3. Rolston Sends John Scott to Fight – The message was clear. Whoever was out there (the Leafs had last change, so Rolston couldn’t have known who Scott was lining up against. But the message is not something that hasn’t been sent out a thousand times before by a thousand coaches in many leagues. The tough guy, like him or not, respect him or not, has a job to do. And to this date, that is not contrary to the rules. Rolston being upset because his player, who I would consider the agressor in the bout, got his clock cleaned is on him and the Sabres, not on the Leafs.
4. Randy Carlyle sends the Kessel Line Out – The Leaf bench boss, depending on your point of view of the situation, either made an aggregious error in sending the line of Tyler Bozak, Phil Kessel and Carter Ashton out or, because he didn’t have an answer for Scott on the bench, assumed that the Sabres enforcer would respect the “code” and not go after one of the Leafs’ skilled players. Its not the same situation, but similar to what I complained about Carlyle doing to Ottawa last spring. I would be hypocritcal for me to bash Carlyle for doing what he did in this circumstance.
5. Scott Gives Kessel the “heads up” – Scott warned Kessel what was coming. Whether or not Player 81 took that threat seriously or not, Kessel should have no expectation to defend himself in such a manner against a player of Scott’s stature.
6. Puck Drops, Gloves Drop – The “code” is not something that is written in the rule book. It is a game played by professional hockey players and there should be no distinction in how players are treated in making calls, so like it or not, Scott has the right (under the current rules) to instigate a fight, whether the opponent is a willing combatant or not.
7. Clarkson joins the Fray – This is cut and dried. David Clarkson left the bench to join the altercation, and that’s an automatic 10 games.
8. Kessel Swings His Stick Not Once, But Twice – Whether or not he connected, and whether or not it was in self-defense (the first one, not the second), brandishing your stick in such a manner as a weapon is definitely contravening the rules and could be (and was) construed as an attempt to injure.
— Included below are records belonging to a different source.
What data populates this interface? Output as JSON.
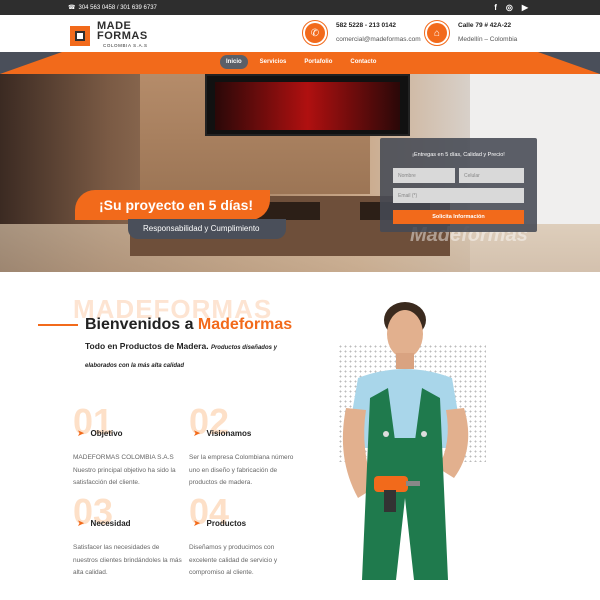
{
  "topbar": {
    "phone_icon": "phone-icon",
    "phones": "304 563 0458 / 301 639 6737",
    "socials": [
      "facebook-icon",
      "instagram-icon",
      "youtube-icon"
    ]
  },
  "header": {
    "logo_line1": "MADE",
    "logo_line2": "FORMAS",
    "logo_sub": "COLOMBIA S.A.S",
    "contact1_line1": "582 5228 - 213 0142",
    "contact1_line2": "comercial@madeformas.com",
    "contact2_line1": "Calle 79 # 42A-22",
    "contact2_line2": "Medellín – Colombia"
  },
  "nav": {
    "items": [
      "Inicio",
      "Servicios",
      "Portafolio",
      "Contacto"
    ],
    "active": "Inicio"
  },
  "hero": {
    "slogan": "¡Su proyecto en 5 días!",
    "subslogan": "Responsabilidad y Cumplimiento",
    "form_title": "¡Entregas en 5 días, Calidad y Precio!",
    "name_placeholder": "Nombre",
    "phone_placeholder": "Celular",
    "email_placeholder": "Email (*)",
    "submit_label": "Solicita Información",
    "watermark": "Madeformas"
  },
  "main": {
    "ghost_title": "MADEFORMAS",
    "welcome_prefix": "Bienvenidos a ",
    "welcome_highlight": "Madeformas",
    "intro_bold": "Todo en Productos de Madera.",
    "intro_small": "Productos diseñados y elaborados con la más alta calidad",
    "features": [
      {
        "num": "01",
        "title": "Objetivo",
        "desc": "MADEFORMAS COLOMBIA S.A.S Nuestro principal objetivo ha sido la satisfacción del cliente."
      },
      {
        "num": "02",
        "title": "Visionamos",
        "desc": "Ser la empresa Colombiana número uno en diseño y fabricación de productos de madera."
      },
      {
        "num": "03",
        "title": "Necesidad",
        "desc": "Satisfacer las necesidades de nuestros clientes brindándoles la más alta calidad."
      },
      {
        "num": "04",
        "title": "Productos",
        "desc": "Diseñamos y producimos con excelente calidad de servicio y compromiso al cliente."
      }
    ]
  },
  "colors": {
    "accent": "#f26a1b",
    "dark": "#2e2e2e",
    "slate": "#4a4f5a"
  }
}
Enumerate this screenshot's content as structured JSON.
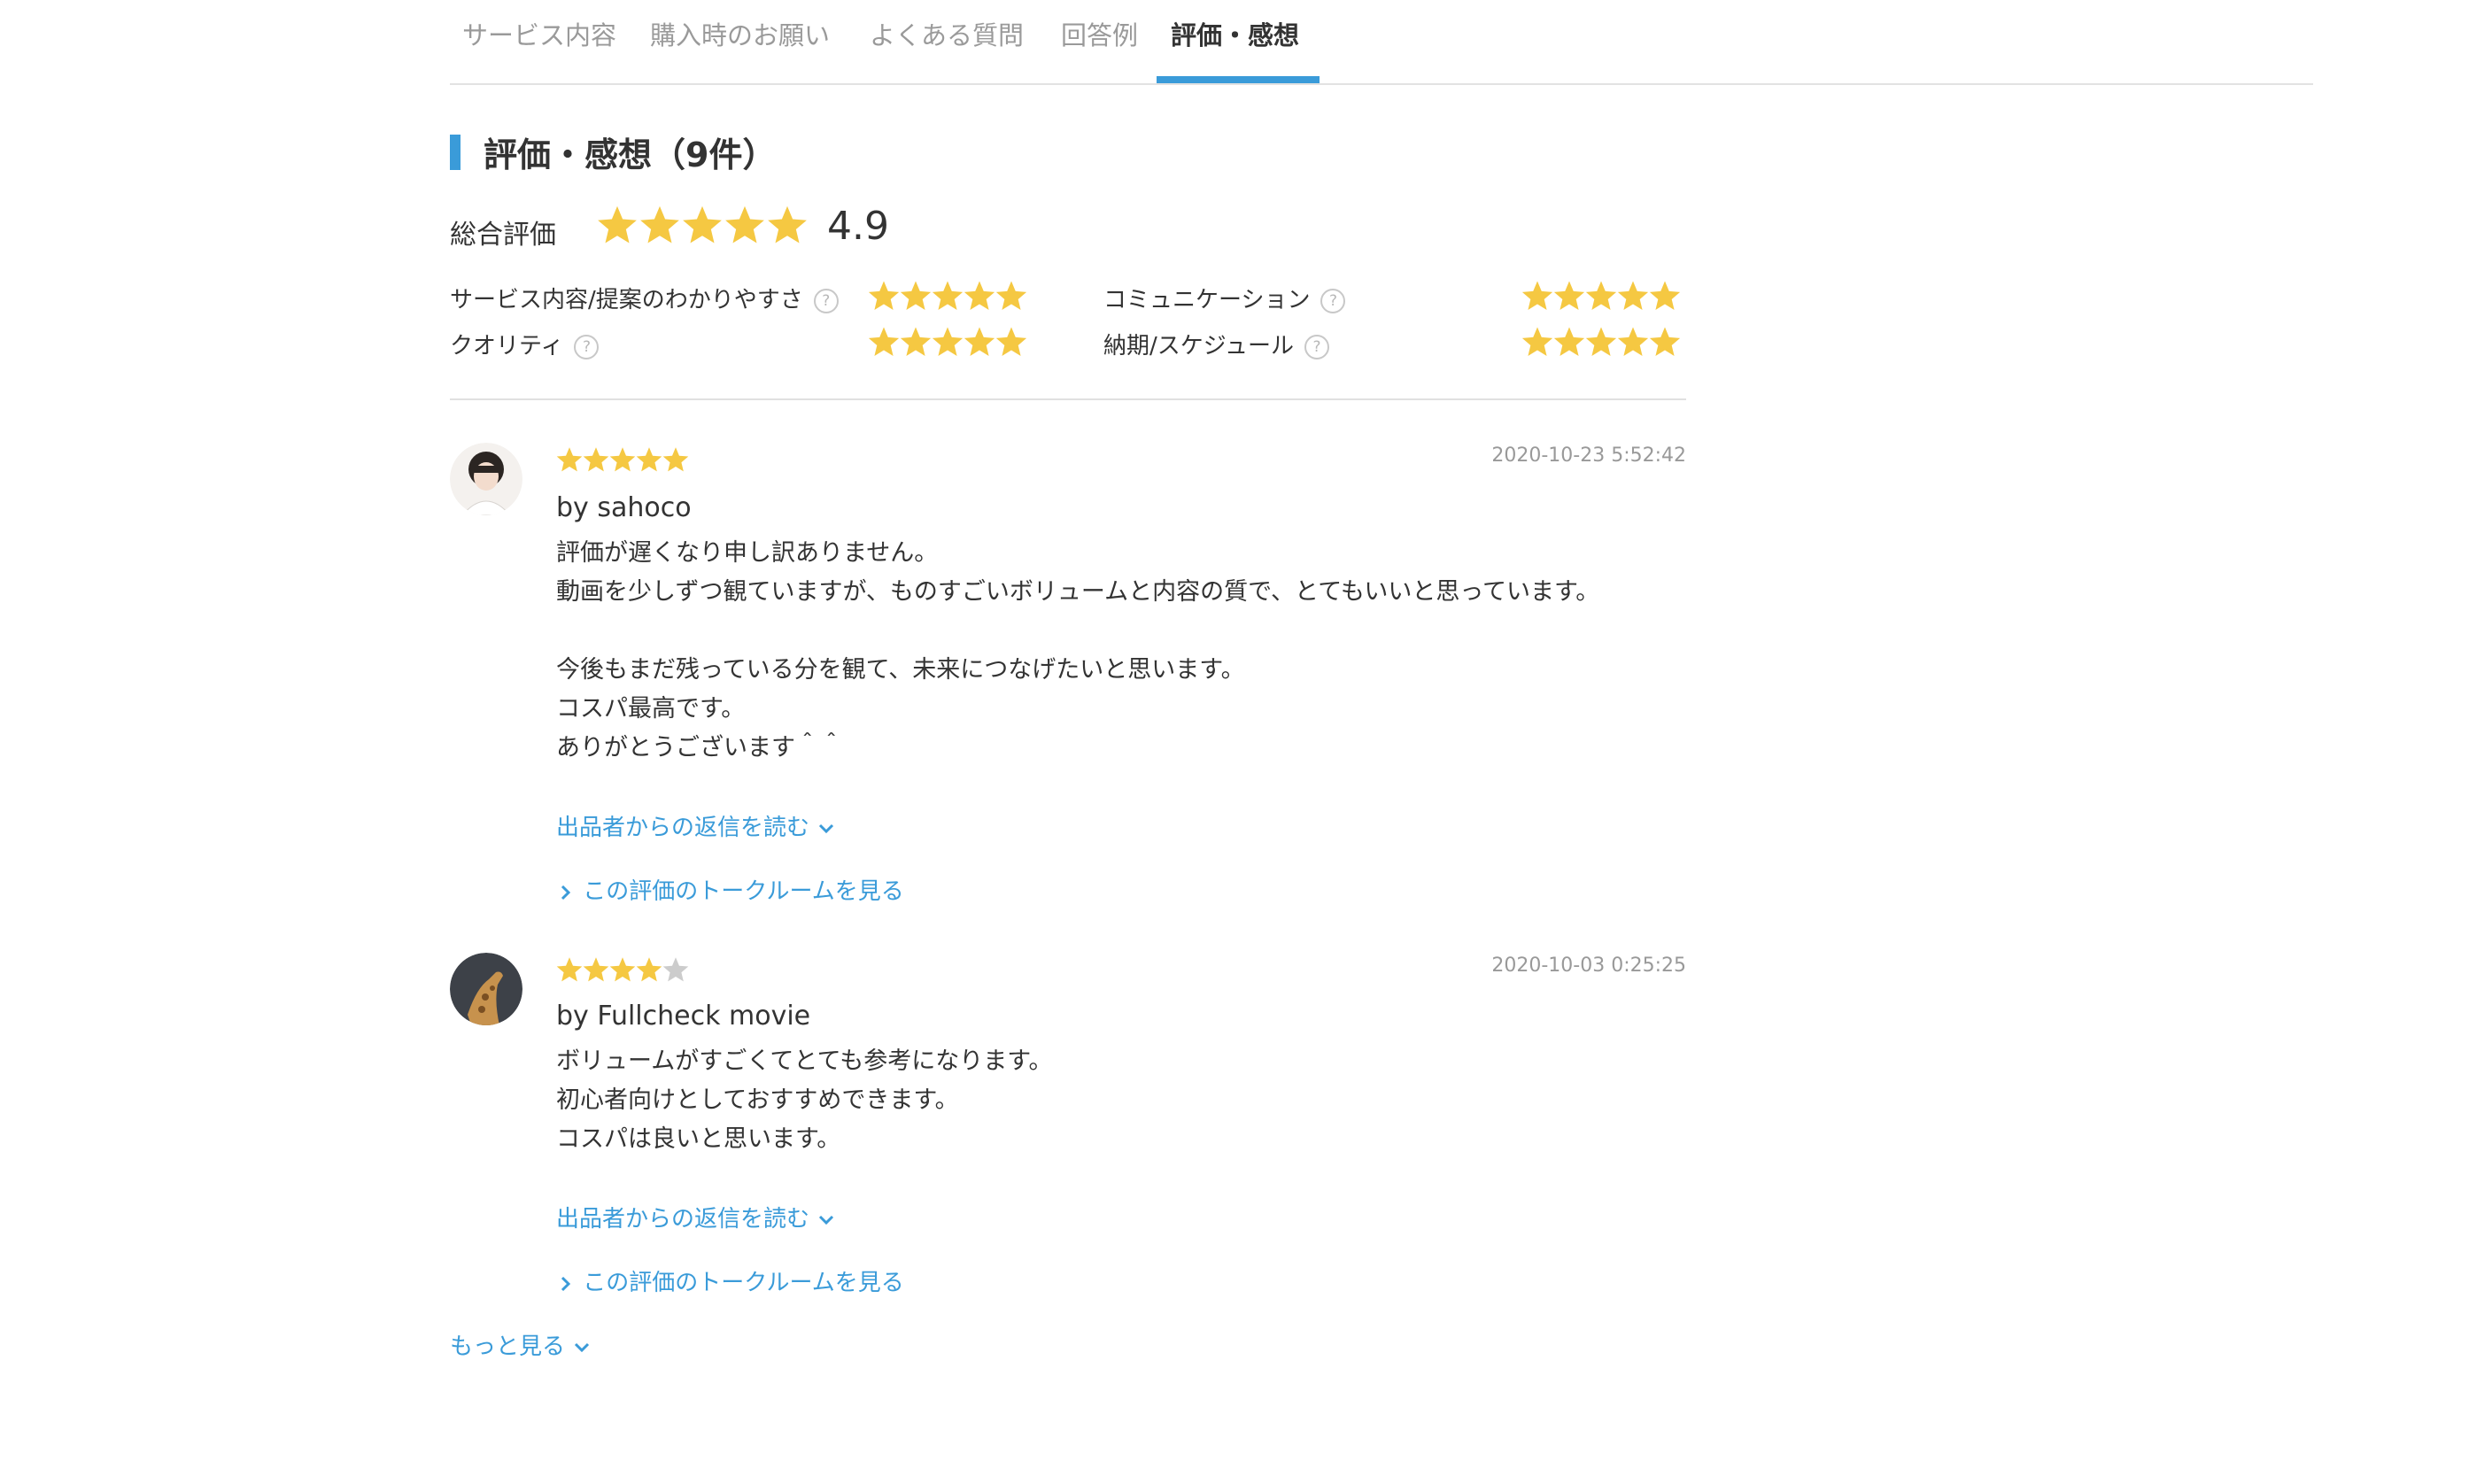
{
  "tabs": [
    {
      "label": "サービス内容"
    },
    {
      "label": "購入時のお願い"
    },
    {
      "label": "よくある質問"
    },
    {
      "label": "回答例"
    },
    {
      "label": "評価・感想",
      "active": true
    }
  ],
  "section": {
    "title": "評価・感想（9件）"
  },
  "overall": {
    "label": "総合評価",
    "score": "4.9",
    "stars": 5
  },
  "sub_ratings": [
    {
      "label": "サービス内容/提案のわかりやすさ",
      "stars": 5,
      "help": "?"
    },
    {
      "label": "コミュニケーション",
      "stars": 5,
      "help": "?"
    },
    {
      "label": "クオリティ",
      "stars": 5,
      "help": "?"
    },
    {
      "label": "納期/スケジュール",
      "stars": 5,
      "help": "?"
    }
  ],
  "reviews": [
    {
      "stars": 5,
      "date": "2020-10-23 5:52:42",
      "author": "by sahoco",
      "lines": [
        "評価が遅くなり申し訳ありません。",
        "動画を少しずつ観ていますが、ものすごいボリュームと内容の質で、とてもいいと思っています。",
        "",
        "今後もまだ残っている分を観て、未来につなげたいと思います。",
        "コスパ最高です。",
        "ありがとうございます＾＾"
      ],
      "reply_link": "出品者からの返信を読む",
      "talkroom_link": "この評価のトークルームを見る"
    },
    {
      "stars": 4,
      "date": "2020-10-03 0:25:25",
      "author": "by Fullcheck movie",
      "lines": [
        "ボリュームがすごくてとても参考になります。",
        "初心者向けとしておすすめできます。",
        "コスパは良いと思います。"
      ],
      "reply_link": "出品者からの返信を読む",
      "talkroom_link": "この評価のトークルームを見る"
    }
  ],
  "more_link": "もっと見る",
  "colors": {
    "accent": "#3a9bd9",
    "star_on": "#f5c842",
    "star_off": "#cccccc"
  }
}
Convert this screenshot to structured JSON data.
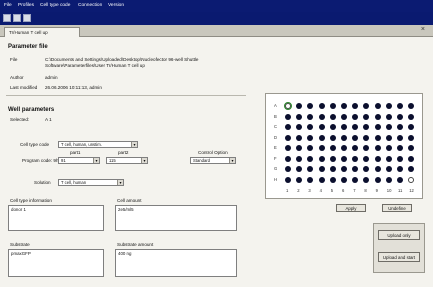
{
  "menu": [
    "File",
    "Profiles",
    "Cell type code",
    "Connection",
    "Version"
  ],
  "tab": {
    "label": "Tr/Human T cell up"
  },
  "parameter_file": {
    "title": "Parameter file",
    "file_label": "File",
    "file_value": "C:\\Documents and Settings\\Uploaded\\Desktop\\Nucleofector 96-well Shuttle Software\\Parameterfiles\\User Tr/Human T cell up",
    "author_label": "Author",
    "author_value": "admin",
    "modified_label": "Last modified",
    "modified_value": "26.06.2006 10:11:13, admin"
  },
  "well_parameters": {
    "title": "Well parameters",
    "selected_label": "Selected:",
    "selected_value": "A 1",
    "cell_type_label": "Cell type code",
    "cell_type_value": "T cell, human, unstim.",
    "part1_label": "part1",
    "part2_label": "part2",
    "program_label": "Program code: 9h",
    "program_part1": "91",
    "program_part2": "115",
    "control_label": "Control Option",
    "control_value": "Standard",
    "solution_label": "Solution",
    "solution_value": "T cell, human",
    "cell_info_label": "Cell type information",
    "cell_info_value": "donor 1",
    "cell_amount_label": "Cell amount",
    "cell_amount_value": "2e5/ml5",
    "substrate_label": "Substrate",
    "substrate_value": "pmaxGFP",
    "substrate_amount_label": "Substrate amount",
    "substrate_amount_value": "400 ng"
  },
  "plate": {
    "rows": [
      "A",
      "B",
      "C",
      "D",
      "E",
      "F",
      "G",
      "H"
    ],
    "cols": [
      "1",
      "2",
      "3",
      "4",
      "5",
      "6",
      "7",
      "8",
      "9",
      "10",
      "11",
      "12"
    ],
    "selected_well": "A1",
    "empty_wells": [
      "A1",
      "H12"
    ],
    "apply_label": "Apply",
    "undefine_label": "Undefine"
  },
  "upload": {
    "upload_only_label": "Upload only",
    "upload_start_label": "Upload and start"
  }
}
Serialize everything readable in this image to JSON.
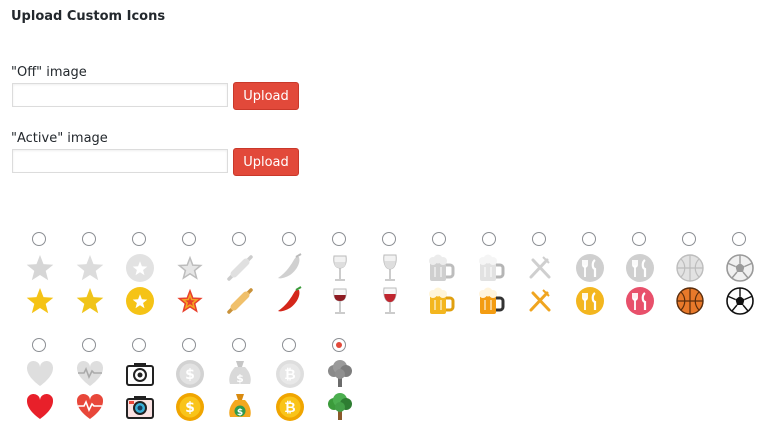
{
  "section": {
    "title": "Upload Custom Icons"
  },
  "off_image": {
    "label": "\"Off\" image",
    "value": "",
    "button": "Upload"
  },
  "active_image": {
    "label": "\"Active\" image",
    "value": "",
    "button": "Upload"
  },
  "colors": {
    "accent": "#e2493a",
    "gray": "#d6d6d6",
    "gold": "#f5c316",
    "red": "#e82a2a"
  },
  "icon_options": [
    {
      "name": "star",
      "selected": false
    },
    {
      "name": "star-flat",
      "selected": false
    },
    {
      "name": "star-circle",
      "selected": false
    },
    {
      "name": "star-small",
      "selected": false
    },
    {
      "name": "rolling-pin",
      "selected": false
    },
    {
      "name": "chili-pepper",
      "selected": false
    },
    {
      "name": "wine-glass",
      "selected": false
    },
    {
      "name": "wine-glass-tall",
      "selected": false
    },
    {
      "name": "beer-mug",
      "selected": false
    },
    {
      "name": "beer-mug-outline",
      "selected": false
    },
    {
      "name": "fork-knife-crossed",
      "selected": false
    },
    {
      "name": "restaurant-gold",
      "selected": false
    },
    {
      "name": "restaurant-red",
      "selected": false
    },
    {
      "name": "basketball",
      "selected": false
    },
    {
      "name": "soccer-ball",
      "selected": false
    },
    {
      "name": "heart",
      "selected": false
    },
    {
      "name": "heart-pulse",
      "selected": false
    },
    {
      "name": "camera",
      "selected": false
    },
    {
      "name": "dollar-coin",
      "selected": false
    },
    {
      "name": "money-bag",
      "selected": false
    },
    {
      "name": "bitcoin",
      "selected": false
    },
    {
      "name": "tree",
      "selected": true
    }
  ]
}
The match penalty usually carries an automatic suspension of a couple of games.
Letting Kessel walk on the lumberjack stick swinging, as Cox suggests would be “justice”, opens another can of worms where any player who feels threatened can take matters into their own hands. Maybe the next one doesn’t swing for the legs, but the head. What happens then?
Like it or not, fighting is a part of the game, and the “code” of enforcers is not written into the rule book. An instigator penalty, whether it is starting a fight with Colton Orr or Phil Kessel, is still 2 minutes plus 10. As of now, however ridiculous it sounds in the real world, punching someone of any size with your fist is not considered an attempt to injure in the NHL.
So, while it may have been a disgusting ploy on the part of the Sabres (for which coach Rolston has since been fined for “player selection”, and that is another story), nothing they did was suspendable under the rules of the game. The Leafs suspension of Clarkson is black and white, and the anticipated suspension to Kessel (which hasn’t yet been determined as of the writing of this article UPDATE: Kessel received a 3 preseason game suspension), is warranted because of the flagrant use of a weapon in his hands.
Both parties contravened certain values, but while the Sabres arguably violated moral values and “the code” of the game, the Leafs violated the letter of the law, and are will suffer the consequences for the next month or so.